In the records below, some lines contain "Saree"; state the number of such lines and nothing else.

━━━ Extracted records

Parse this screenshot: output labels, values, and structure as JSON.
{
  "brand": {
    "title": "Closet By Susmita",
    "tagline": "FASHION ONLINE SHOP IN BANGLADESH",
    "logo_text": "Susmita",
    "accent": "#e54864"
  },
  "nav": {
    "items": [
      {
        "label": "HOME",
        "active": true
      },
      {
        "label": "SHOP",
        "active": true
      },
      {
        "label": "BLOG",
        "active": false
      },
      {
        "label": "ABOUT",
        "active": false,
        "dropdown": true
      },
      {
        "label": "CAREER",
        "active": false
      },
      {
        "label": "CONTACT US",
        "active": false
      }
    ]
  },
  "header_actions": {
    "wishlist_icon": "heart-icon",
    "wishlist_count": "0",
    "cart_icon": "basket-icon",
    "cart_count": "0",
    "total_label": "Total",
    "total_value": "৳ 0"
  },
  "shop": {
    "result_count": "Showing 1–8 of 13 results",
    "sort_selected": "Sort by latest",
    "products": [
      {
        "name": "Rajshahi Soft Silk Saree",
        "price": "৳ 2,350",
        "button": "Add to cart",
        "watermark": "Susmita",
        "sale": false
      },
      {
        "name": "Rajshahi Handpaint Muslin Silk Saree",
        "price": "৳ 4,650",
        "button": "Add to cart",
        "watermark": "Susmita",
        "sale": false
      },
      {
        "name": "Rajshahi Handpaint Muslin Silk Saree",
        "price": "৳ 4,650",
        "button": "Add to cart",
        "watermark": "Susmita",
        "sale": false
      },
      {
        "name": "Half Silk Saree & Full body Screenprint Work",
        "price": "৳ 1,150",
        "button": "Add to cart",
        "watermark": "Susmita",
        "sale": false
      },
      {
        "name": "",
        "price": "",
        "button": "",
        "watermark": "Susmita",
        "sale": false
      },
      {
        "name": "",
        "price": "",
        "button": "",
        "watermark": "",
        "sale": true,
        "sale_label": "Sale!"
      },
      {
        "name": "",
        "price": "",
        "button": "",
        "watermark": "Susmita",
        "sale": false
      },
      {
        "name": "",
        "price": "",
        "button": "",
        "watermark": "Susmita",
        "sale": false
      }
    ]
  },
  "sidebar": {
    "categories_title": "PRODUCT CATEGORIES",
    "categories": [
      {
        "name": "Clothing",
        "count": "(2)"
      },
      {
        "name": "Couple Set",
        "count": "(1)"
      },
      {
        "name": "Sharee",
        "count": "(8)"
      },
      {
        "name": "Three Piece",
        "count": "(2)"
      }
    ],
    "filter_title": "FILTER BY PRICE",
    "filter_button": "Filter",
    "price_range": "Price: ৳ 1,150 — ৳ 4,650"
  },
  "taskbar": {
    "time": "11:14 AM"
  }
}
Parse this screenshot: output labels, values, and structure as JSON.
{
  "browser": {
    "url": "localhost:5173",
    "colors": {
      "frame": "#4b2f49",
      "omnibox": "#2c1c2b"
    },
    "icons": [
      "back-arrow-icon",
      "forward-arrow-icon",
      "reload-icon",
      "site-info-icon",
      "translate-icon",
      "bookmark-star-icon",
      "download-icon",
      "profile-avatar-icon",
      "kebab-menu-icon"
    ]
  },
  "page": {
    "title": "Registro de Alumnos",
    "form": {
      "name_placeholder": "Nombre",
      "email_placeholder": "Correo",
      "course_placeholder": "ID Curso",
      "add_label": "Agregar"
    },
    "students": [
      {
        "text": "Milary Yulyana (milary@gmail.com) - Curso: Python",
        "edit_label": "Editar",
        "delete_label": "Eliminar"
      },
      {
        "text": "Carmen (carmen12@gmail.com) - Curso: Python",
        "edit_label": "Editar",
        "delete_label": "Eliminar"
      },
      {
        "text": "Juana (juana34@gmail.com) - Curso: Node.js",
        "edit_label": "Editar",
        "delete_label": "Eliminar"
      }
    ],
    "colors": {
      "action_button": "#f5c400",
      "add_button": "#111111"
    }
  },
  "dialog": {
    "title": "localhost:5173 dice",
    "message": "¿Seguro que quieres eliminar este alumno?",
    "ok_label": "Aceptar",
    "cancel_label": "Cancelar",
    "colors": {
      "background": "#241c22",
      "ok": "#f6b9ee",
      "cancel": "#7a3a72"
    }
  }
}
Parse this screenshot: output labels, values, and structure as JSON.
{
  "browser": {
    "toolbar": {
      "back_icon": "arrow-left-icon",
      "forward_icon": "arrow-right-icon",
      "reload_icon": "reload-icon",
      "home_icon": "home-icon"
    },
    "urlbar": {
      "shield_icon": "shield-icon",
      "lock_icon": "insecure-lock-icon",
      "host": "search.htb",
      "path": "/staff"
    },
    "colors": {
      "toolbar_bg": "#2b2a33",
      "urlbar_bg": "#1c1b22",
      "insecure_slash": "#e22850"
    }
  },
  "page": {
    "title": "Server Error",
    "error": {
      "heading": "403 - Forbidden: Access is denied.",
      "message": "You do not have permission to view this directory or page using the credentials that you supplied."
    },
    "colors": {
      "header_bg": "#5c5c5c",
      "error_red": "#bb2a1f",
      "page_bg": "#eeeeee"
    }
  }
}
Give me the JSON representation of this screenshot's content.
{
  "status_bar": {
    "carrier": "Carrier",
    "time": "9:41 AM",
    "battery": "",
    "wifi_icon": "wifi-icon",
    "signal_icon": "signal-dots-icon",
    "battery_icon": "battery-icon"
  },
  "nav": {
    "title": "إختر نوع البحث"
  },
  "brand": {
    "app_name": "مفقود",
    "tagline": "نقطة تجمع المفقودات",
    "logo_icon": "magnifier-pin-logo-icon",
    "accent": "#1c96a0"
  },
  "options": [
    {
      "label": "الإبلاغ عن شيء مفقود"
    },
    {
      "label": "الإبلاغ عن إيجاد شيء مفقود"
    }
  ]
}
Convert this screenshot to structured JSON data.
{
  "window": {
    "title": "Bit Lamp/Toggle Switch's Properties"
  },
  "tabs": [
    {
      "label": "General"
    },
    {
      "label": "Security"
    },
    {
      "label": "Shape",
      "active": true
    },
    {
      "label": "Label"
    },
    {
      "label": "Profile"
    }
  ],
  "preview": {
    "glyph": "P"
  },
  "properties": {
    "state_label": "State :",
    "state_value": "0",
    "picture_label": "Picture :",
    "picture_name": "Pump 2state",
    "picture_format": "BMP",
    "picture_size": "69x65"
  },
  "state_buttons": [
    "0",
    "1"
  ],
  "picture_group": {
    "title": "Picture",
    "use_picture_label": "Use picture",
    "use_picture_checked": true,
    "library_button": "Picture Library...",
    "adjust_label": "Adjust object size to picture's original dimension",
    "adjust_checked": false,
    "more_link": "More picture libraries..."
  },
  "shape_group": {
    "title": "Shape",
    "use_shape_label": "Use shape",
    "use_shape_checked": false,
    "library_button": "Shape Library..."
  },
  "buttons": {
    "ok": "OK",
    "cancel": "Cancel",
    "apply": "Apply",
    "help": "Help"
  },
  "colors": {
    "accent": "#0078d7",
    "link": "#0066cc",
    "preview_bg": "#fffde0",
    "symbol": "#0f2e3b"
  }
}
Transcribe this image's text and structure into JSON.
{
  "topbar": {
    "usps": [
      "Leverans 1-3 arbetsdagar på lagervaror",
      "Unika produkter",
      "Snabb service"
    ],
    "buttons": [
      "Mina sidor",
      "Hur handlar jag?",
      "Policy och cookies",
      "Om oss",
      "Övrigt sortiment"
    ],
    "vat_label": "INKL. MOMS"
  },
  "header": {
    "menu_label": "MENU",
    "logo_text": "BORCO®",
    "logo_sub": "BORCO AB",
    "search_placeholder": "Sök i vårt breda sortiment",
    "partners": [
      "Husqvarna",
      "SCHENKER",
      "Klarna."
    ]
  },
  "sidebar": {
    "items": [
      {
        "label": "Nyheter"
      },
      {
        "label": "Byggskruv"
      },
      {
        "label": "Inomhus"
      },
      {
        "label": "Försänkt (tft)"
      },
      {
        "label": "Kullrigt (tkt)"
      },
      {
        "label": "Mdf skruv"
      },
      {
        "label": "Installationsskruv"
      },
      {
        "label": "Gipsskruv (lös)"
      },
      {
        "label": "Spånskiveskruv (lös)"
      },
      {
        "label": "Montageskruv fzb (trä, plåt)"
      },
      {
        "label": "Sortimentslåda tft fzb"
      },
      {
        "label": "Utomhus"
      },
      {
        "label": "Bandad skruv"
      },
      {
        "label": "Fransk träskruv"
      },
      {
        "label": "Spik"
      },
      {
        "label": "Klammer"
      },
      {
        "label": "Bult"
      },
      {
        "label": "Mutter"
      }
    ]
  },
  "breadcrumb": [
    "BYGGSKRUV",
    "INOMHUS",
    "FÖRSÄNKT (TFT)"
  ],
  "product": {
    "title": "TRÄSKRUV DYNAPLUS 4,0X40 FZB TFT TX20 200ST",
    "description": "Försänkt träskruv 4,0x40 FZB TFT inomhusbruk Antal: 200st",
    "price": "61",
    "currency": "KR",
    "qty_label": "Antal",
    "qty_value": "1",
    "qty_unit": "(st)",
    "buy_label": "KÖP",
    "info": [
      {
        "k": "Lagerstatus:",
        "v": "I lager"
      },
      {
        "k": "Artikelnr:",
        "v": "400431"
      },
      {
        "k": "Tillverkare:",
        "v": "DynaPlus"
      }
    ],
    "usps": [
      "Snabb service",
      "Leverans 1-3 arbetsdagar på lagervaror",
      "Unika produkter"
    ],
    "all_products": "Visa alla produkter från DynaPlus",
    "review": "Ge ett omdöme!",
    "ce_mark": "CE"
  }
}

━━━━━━

Result: 4